How good was the no-huddle offense back in the day? How good was Boomer Esiason at orchestrating Bruce Coslet's system? A system, once called "the cutting edge of the game" that earned Coslet, a former mentor to Bill Walsh, a head coaching gig with the New York Jets after the 1989 season? It was unfair and grossly advantous for the Bengals. Sweet, sweet music.
Teams began employing unconventional methods to slow Cincinnati. Just act like you're hurt, said those tricksy Seattle Seahawks. Players would feign injuries and take their time getting off the field, allowing the opposing defense to regroup. The Seattle Seahawks did it several times during the AFC Divisional game in '88, and didn't even bother hiding that fact. From the Seattle Times following a 1990 game that reminisces Cincinnati's AFC Divisional game against the Seahawks.
The Cincinnati Bengals claimed that Chuck Knox ordered a fake injury to stop play in the first quarter, but they were not about to begrudge the Seahawk coach his due. It worked.
Reminiscent of the 1988 Seattle-Cincinnati playoff game in which Seahawk defensive linemen Joe Nash and Ken Clarke mysteriously collapsed six times - thus halting the Bengals' no-huddle offense - Jeff Bryant suddenly fell down on the Cincinnati side of the ball on a play Seattle appeared to want changed.

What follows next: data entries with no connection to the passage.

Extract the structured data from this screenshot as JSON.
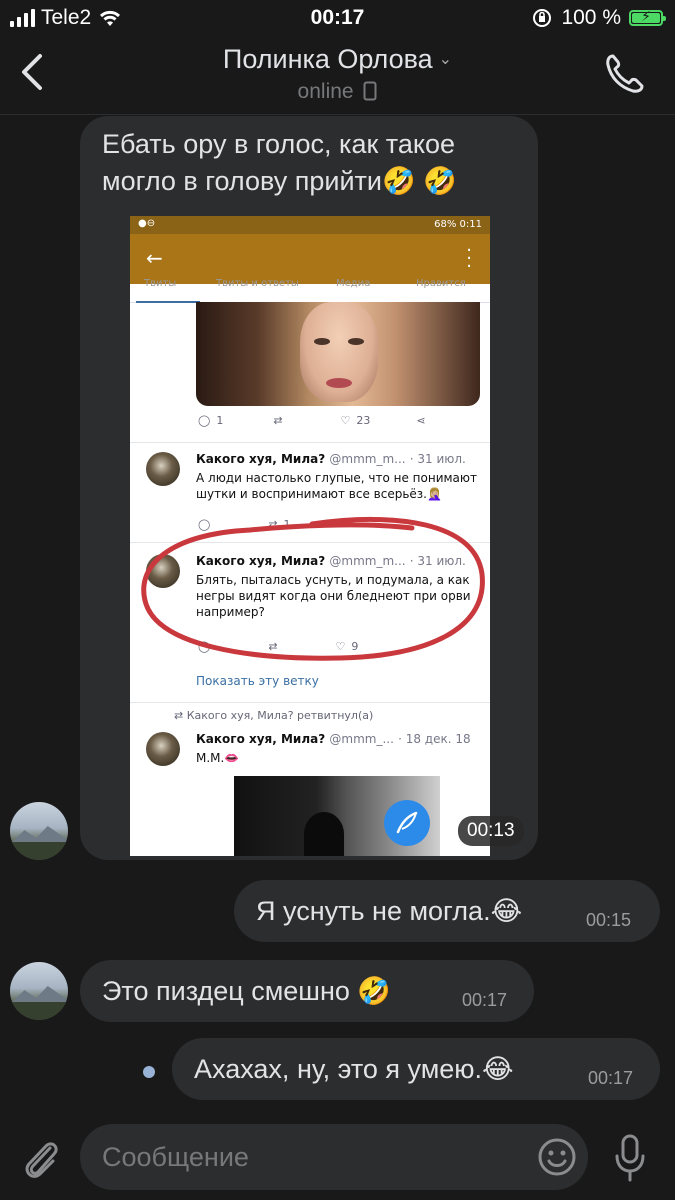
{
  "status_bar": {
    "carrier": "Tele2",
    "time": "00:17",
    "battery_percent": "100 %"
  },
  "header": {
    "contact_name": "Полинка Орлова",
    "status": "online"
  },
  "messages": [
    {
      "id": "m1",
      "direction": "incoming",
      "text": "Ебать ору в голос, как такое могло в голову прийти🤣 🤣",
      "attachment_duration": "00:13"
    },
    {
      "id": "m2",
      "direction": "outgoing",
      "text": "Я уснуть не могла.😂",
      "time": "00:15"
    },
    {
      "id": "m3",
      "direction": "incoming",
      "text": "Это пиздец смешно 🤣",
      "time": "00:17"
    },
    {
      "id": "m4",
      "direction": "outgoing",
      "text": "Ахахах, ну, это я умею.😂",
      "time": "00:17",
      "unread": true
    }
  ],
  "screenshot": {
    "status": "68% 0:11",
    "tabs": [
      "Твиты",
      "Твиты и ответы",
      "Медиа",
      "Нравится"
    ],
    "tweet_top": {
      "replies": "1",
      "likes": "23"
    },
    "tweets": [
      {
        "author": "Какого хуя, Мила?",
        "handle": "@mmm_m...",
        "date": "· 31 июл.",
        "text": "А люди настолько глупые, что не понимают шутки и воспринимают все всерьёз.🤦🏼‍♀️",
        "replies": "",
        "retweets": "1"
      },
      {
        "author": "Какого хуя, Мила?",
        "handle": "@mmm_m...",
        "date": "· 31 июл.",
        "text": "Блять, пыталась уснуть, и подумала, а как негры видят когда они бледнеют при орви например?",
        "replies": "",
        "likes": "9"
      }
    ],
    "show_thread": "Показать эту ветку",
    "retweet_label": "Какого хуя, Мила? ретвитнул(а)",
    "tweet3": {
      "author": "Какого хуя, Мила?",
      "handle": "@mmm_...",
      "date": "· 18 дек. 18",
      "text": "М.М.👄"
    }
  },
  "input": {
    "placeholder": "Сообщение"
  },
  "colors": {
    "background": "#19191a",
    "bubble": "#2c2d2e",
    "text": "#e1e3e6",
    "secondary": "#76787a",
    "highlight_circle": "#c9383c",
    "fab": "#2c8ae8"
  }
}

Bryant walked off on his own and returned for the next series.
"When he fell down, I turned to Joe Nash and said, 'I guess it's his turn this year, huh?' '' Bengal center Bruce Kozerski said. "He just smiled and shrugged his shoulders.''
1) It wasn't illegal (yet)
2) You play to win the game
3) It still didn't work.
Seattle was smoked like a Cheech and Chong video on New Year's Eve, allowing 254 yards rushing with Ickey Woods (123 yards rushing) leading the way. James Brooks added 72 yards rushing and Stanley Wilson scored twice.
The Bengals won that '88 Divisional Round game against Seattle, 21-13, advancing to the AFC Championship game and hosting the up-and-coming Buffalo Bills at Riverfront Stadium on Jan. 8, 1989. Recognizing that the Bengals no-huddle offense was virtually unstoppable with the type of speed that would make the current Oregon's offense look labored, head coach Marvin Levy contemplated using Seattle's tactic -- it wasn't against the rules and it helped slow Cincinnati's no-huddle.
A snippet from the "To the NFL: You sure Started Somethin':
An hour before the game, (Bengals head coach Sam) Wyche said the NFL had come to them after the Bills complained about the no-huddle offense and said they would drop a 15-yard penalty flag every time they used it. Whych told them, "If they wanted to answer to the public for changing the competitive balance of the AFC Championship game that was up to them, but were using it. They never dropped the flag."
Seriously... can you possibly imagine that conversation happening in today's game?
A compromise was reached. Per the Los Angeles Times:
"1) Neither team will feign injuries...
"2) ... An offensive play that occurs before the 2-minute period of each half will be nullified and replayed if it is deemed by the game officials that the offense gained an unreasonable and unfair advantage by a quick snap of the ball."
Yet for as much as Cincinnati's offense boosted as being one of the best in the business, it was the Bengals defense that held Jim Kelly to 14 of 30 passing with three interceptions and limited Thurman Thomas to six yards on four carries. It wasn't the razor sharp cold of the '82 championship game, where wind chills bit at 38-59 below zero. And the single-digit wind chills against the Bills wasn't as advantageous as it was against San Diego, considering that Buffalo tends to see worse.
Ickey Woods had 102 yards rushing and two touchdowns during Cincinnati's 21-10 win over the Bills, securing the AFC Championship and punching their ticket to the Super Bowl. Between the 175 yards rushing on 50 carries by Cincinnati and a spectacular defense that held Buffalo to only 11 first downs, Cincinnati dominated with a time of possession nearing 40 minutes. The same defense held Buffalo to under 10 yards on nine of 12 possessions. It was the defense that held the Bills to five punts and an interception in the second half, and that was after securing an interception on two of the first three possessions by Buffalo.
From Mark Heisler of the Los Angeles Times on Jan. 9, 1989.
Ickey shuffled. Buffalo shuffled off. Been nice knowing you, oh defensive stalwarts.
The Bengals trampled the Bills under cleated feet again, tearing off another 175 yards on the ground. Ickey Woods had 102 of them and scored twice, which meant he could do an encore of the Ickey Shuffle, with his brand-new "Woo Woo" move, and the Bengals won, 21-10, which means they'll play the San Francisco 49ers in the Super Bowl.
The starting lineup of the '88 AFC Championship game: